» TASK REQUIREMENTS
Nothing other than an exact copy of the records should be returned.

RECORD EXTRACTS below:

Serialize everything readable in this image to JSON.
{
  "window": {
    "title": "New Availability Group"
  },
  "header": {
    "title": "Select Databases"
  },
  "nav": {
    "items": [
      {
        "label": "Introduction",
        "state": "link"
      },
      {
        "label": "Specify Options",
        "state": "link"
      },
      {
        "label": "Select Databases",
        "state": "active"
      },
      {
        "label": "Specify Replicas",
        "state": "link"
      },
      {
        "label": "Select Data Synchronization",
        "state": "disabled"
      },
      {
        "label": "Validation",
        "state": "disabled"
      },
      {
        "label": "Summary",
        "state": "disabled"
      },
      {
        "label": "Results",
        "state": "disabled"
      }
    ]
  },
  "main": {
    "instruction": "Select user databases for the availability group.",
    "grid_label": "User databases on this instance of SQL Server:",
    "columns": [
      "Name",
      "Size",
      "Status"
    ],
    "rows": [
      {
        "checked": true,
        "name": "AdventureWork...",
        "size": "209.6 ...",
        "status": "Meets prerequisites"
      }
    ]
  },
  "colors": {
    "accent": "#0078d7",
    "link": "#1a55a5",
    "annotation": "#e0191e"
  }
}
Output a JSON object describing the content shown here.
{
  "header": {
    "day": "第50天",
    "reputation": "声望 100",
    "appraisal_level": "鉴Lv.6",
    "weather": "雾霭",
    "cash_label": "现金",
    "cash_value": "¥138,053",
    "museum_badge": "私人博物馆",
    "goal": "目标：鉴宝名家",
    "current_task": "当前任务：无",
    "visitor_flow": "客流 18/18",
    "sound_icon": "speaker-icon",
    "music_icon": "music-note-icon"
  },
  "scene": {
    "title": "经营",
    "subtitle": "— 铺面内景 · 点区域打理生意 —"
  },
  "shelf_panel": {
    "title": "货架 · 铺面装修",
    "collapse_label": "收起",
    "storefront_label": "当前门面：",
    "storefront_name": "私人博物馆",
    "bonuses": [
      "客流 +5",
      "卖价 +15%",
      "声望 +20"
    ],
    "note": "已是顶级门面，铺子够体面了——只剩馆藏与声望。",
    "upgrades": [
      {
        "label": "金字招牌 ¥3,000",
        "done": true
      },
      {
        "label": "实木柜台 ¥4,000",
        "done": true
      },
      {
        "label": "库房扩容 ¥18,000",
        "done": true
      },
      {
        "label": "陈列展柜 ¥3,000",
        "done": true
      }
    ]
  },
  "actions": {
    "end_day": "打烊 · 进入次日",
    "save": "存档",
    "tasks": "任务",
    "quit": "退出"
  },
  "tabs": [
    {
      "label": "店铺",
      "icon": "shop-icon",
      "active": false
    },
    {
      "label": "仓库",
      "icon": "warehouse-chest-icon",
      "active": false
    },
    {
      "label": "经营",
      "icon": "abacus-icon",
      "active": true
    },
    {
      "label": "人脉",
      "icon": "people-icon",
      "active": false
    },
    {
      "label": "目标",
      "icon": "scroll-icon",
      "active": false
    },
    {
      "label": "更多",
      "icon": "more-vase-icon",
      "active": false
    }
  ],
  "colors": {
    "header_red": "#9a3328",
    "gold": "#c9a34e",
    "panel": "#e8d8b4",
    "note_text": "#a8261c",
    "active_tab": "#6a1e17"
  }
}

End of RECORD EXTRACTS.

» EXERCISE RESULT
Serialize everything readable in this image to JSON.
{
  "window": {
    "title": "New Availability Group"
  },
  "header": {
    "title": "Select Databases"
  },
  "nav": {
    "items": [
      {
        "label": "Introduction",
        "state": "link"
      },
      {
        "label": "Specify Options",
        "state": "link"
      },
      {
        "label": "Select Databases",
        "state": "active"
      },
      {
        "label": "Specify Replicas",
        "state": "link"
      },
      {
        "label": "Select Data Synchronization",
        "state": "disabled"
      },
      {
        "label": "Validation",
        "state": "disabled"
      },
      {
        "label": "Summary",
        "state": "disabled"
      },
      {
        "label": "Results",
        "state": "disabled"
      }
    ]
  },
  "main": {
    "instruction": "Select user databases for the availability group.",
    "grid_label": "User databases on this instance of SQL Server:",
    "columns": [
      "Name",
      "Size",
      "Status"
    ],
    "rows": [
      {
        "checked": true,
        "name": "AdventureWork...",
        "size": "209.6 ...",
        "status": "Meets prerequisites"
      }
    ]
  },
  "colors": {
    "accent": "#0078d7",
    "link": "#1a55a5",
    "annotation": "#e0191e"
  }
}
Output a JSON object describing the content shown here.
{
  "header": {
    "day": "第50天",
    "reputation": "声望 100",
    "appraisal_level": "鉴Lv.6",
    "weather": "雾霭",
    "cash_label": "现金",
    "cash_value": "¥138,053",
    "museum_badge": "私人博物馆",
    "goal": "目标：鉴宝名家",
    "current_task": "当前任务：无",
    "visitor_flow": "客流 18/18",
    "sound_icon": "speaker-icon",
    "music_icon": "music-note-icon"
  },
  "scene": {
    "title": "经营",
    "subtitle": "— 铺面内景 · 点区域打理生意 —"
  },
  "shelf_panel": {
    "title": "货架 · 铺面装修",
    "collapse_label": "收起",
    "storefront_label": "当前门面：",
    "storefront_name": "私人博物馆",
    "bonuses": [
      "客流 +5",
      "卖价 +15%",
      "声望 +20"
    ],
    "note": "已是顶级门面，铺子够体面了——只剩馆藏与声望。",
    "upgrades": [
      {
        "label": "金字招牌 ¥3,000",
        "done": true
      },
      {
        "label": "实木柜台 ¥4,000",
        "done": true
      },
      {
        "label": "库房扩容 ¥18,000",
        "done": true
      },
      {
        "label": "陈列展柜 ¥3,000",
        "done": true
      }
    ]
  },
  "actions": {
    "end_day": "打烊 · 进入次日",
    "save": "存档",
    "tasks": "任务",
    "quit": "退出"
  },
  "tabs": [
    {
      "label": "店铺",
      "icon": "shop-icon",
      "active": false
    },
    {
      "label": "仓库",
      "icon": "warehouse-chest-icon",
      "active": false
    },
    {
      "label": "经营",
      "icon": "abacus-icon",
      "active": true
    },
    {
      "label": "人脉",
      "icon": "people-icon",
      "active": false
    },
    {
      "label": "目标",
      "icon": "scroll-icon",
      "active": false
    },
    {
      "label": "更多",
      "icon": "more-vase-icon",
      "active": false
    }
  ],
  "colors": {
    "header_red": "#9a3328",
    "gold": "#c9a34e",
    "panel": "#e8d8b4",
    "note_text": "#a8261c",
    "active_tab": "#6a1e17"
  }
}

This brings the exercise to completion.